For the record, this is proved by, starting form a topos $T$, constructing a locale $L$ and a surjection $L \rightarrow T$ 'nice enough' (like a proper surjection, or an open surjection depending on the proof). Then $(L, L \times_T L, L \times_T L \times_T L)$ is a truncated simplicial locale, which can be seen as a localic groupoid. There is a canonical geometric morphism from the topos of sheaves on this groupoid to $T$, and if the surjection $L \rightarrow T$ was nice enough it's an isomorphism.

My question is : Can we hope for a similar result for $\infty$-toposes ? for example by replacing localic groupoids by localic $\infty$-groupoids (I'm not sure of how to define it in a way to be able to construct an $\infty$-topos from it...)

Thank you !

  • 1
    $\begingroup$ This is something I have thought about in the back of my head for several years. If you come up with something, or would just like to brainstorm, let me know. $\endgroup$ – David Carchedi Apr 13 '12 at 1:06
  • $\begingroup$ If I found any things about this, I will. But for now I have a lot of thing to learn before... $\endgroup$ – Simon Henry Apr 13 '12 at 10:43
  • $\begingroup$ So, you're asking if every classical $\infty$-topos is equivalent to the category of sheaves on a localic $\infty$-topos, correct? $\endgroup$ – user62675 Jun 5 '14 at 0:09
  • $\begingroup$ On a localic $\infty$-groupoid yes. $\endgroup$ – Simon Henry Jun 5 '14 at 5:51

Your Answer
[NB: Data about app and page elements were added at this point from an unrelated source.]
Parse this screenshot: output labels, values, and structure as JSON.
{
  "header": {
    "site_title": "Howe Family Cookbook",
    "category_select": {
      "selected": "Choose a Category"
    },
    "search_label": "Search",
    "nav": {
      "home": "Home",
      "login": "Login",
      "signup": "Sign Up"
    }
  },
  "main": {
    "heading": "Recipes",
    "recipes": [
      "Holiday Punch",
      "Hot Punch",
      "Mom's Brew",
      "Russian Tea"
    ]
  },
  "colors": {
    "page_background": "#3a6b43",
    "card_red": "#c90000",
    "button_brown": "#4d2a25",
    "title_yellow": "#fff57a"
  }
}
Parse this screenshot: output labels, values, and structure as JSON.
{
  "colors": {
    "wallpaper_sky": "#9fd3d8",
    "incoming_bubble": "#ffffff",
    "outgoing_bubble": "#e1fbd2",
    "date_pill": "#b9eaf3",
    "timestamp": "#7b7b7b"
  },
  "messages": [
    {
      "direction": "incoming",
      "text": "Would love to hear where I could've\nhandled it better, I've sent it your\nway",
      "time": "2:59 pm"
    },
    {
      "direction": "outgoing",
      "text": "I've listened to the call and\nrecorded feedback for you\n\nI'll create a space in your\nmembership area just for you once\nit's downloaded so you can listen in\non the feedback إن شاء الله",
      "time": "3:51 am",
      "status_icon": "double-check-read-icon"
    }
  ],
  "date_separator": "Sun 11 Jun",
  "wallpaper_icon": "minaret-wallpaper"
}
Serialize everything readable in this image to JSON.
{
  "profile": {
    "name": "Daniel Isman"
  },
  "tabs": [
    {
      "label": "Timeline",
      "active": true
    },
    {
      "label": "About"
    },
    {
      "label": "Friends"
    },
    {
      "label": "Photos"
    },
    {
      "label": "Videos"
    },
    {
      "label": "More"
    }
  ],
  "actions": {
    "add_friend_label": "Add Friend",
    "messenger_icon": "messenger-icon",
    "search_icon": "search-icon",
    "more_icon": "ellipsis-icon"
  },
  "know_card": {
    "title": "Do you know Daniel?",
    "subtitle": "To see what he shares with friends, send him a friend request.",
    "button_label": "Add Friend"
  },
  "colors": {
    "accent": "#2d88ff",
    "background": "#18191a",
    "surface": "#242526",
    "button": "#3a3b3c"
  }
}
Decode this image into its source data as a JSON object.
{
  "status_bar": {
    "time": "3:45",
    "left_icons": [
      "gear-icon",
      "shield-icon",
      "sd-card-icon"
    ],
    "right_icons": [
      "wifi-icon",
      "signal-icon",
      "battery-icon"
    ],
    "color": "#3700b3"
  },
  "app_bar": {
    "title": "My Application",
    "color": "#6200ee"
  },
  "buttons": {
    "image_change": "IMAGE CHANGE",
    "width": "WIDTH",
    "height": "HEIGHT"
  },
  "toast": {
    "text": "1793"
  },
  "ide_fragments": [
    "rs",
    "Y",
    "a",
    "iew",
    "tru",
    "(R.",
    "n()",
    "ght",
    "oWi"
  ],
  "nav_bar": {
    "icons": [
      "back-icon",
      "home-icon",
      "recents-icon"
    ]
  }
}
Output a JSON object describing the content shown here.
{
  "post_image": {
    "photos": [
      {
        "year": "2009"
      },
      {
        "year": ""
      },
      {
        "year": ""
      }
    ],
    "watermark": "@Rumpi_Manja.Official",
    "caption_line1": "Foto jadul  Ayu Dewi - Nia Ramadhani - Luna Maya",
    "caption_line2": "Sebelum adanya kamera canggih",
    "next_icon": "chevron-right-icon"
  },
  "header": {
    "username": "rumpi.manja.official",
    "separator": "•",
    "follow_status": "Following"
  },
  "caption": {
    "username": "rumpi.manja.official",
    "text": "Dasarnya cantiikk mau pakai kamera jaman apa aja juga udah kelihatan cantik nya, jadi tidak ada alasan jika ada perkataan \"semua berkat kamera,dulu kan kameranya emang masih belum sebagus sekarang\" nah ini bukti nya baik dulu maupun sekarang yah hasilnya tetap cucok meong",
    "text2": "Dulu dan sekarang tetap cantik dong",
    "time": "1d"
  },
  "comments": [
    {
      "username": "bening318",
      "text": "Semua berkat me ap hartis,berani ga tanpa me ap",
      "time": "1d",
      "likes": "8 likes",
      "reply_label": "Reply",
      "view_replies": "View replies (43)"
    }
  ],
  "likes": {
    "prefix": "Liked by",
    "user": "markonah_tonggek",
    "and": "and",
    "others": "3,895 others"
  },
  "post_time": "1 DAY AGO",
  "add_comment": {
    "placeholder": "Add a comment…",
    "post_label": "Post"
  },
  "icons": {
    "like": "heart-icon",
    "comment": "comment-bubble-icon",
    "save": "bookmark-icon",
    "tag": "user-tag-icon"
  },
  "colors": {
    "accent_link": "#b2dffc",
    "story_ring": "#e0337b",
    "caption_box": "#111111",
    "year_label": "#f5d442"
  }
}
By clicking “Post Your Answer”, you agree to our terms of service, privacy policy and cookie policy

Browse other questions tagged or ask your own question.